Counterfeiting is as old as money itself, with the history of currency including a millennia-long arms race between mints and the forgers that copy them. While governments have finally crafted paper money so intricate that counterfeiting isn't a major problem, detecting counterfeit coins remains a challenge. Now, Spanish scientists have modified a regular optical computer mouse to create a cheap and easy device for sniffing out phony Euro coins.
The device utilizes the sensor on the mouse to detect the minute details etched into the surface of the coin. The user loads a coin into the detector, which then references the coin against a database of legit currency. The sensor can detect even the slightest mistakes on the engraved map of Europe on the back of every Euro coin, making it easy to detect all but the most perfect facsimiles.
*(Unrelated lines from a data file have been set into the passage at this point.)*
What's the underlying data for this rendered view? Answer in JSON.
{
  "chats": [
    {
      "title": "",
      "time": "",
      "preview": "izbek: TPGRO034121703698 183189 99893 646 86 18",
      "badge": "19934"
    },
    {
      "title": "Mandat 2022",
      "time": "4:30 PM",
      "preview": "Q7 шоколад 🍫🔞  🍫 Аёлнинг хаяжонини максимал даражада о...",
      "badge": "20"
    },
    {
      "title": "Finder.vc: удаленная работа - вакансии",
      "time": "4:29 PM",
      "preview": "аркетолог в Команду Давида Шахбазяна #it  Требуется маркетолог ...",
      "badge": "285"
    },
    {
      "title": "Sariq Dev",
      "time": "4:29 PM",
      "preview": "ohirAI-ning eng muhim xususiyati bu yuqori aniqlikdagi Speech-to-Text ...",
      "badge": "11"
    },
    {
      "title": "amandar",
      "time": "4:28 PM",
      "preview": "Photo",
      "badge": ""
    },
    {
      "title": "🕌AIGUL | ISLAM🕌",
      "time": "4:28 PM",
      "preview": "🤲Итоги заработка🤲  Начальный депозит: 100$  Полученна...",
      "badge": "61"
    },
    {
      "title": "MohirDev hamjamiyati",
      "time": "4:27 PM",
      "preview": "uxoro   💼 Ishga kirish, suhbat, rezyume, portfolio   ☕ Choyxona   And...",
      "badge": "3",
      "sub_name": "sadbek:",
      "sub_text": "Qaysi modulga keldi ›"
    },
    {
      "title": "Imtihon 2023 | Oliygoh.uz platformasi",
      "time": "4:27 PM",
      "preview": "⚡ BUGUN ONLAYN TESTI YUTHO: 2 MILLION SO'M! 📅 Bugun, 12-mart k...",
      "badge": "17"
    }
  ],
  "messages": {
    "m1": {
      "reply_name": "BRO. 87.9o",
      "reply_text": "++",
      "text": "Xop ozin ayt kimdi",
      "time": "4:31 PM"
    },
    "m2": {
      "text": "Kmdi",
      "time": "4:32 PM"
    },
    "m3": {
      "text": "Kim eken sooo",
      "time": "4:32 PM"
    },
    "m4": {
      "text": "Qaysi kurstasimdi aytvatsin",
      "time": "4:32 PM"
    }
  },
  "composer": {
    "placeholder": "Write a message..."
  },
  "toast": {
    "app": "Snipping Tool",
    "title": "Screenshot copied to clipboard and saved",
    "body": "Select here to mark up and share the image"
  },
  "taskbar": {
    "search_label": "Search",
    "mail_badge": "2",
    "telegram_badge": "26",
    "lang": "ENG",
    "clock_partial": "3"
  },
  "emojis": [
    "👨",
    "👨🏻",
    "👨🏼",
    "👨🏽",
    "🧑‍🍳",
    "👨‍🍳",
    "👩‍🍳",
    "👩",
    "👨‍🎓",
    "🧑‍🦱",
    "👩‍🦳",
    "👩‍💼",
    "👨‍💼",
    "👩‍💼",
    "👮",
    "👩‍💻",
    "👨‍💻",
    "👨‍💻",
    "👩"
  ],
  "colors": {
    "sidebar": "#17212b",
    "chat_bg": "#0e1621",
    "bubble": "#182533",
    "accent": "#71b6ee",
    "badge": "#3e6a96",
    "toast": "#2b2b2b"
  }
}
The mouse modification is cheap and easy, and the researchers who invented it say the same technique can be applied to webcams, too. So far, the device is only designed to analyze 2-Euro coins, the currency that makes up 79 percent of all counterfeit coins in Europe, but expanding the range would only require updating the database, and making a different sized coin holder.
However, this discovery also raises another interesting point: Who the hell counterfeits coins? That seems really heavy, and paying for everything in change is a surefire way to arouse suspicion.
Five amazing, clean technologies that will set us free, in this month's energy-focused issue. Also: how to build a better bomb detector, the robotic toys that are raising your children, a human catapult, the world's smallest arcade, and much more.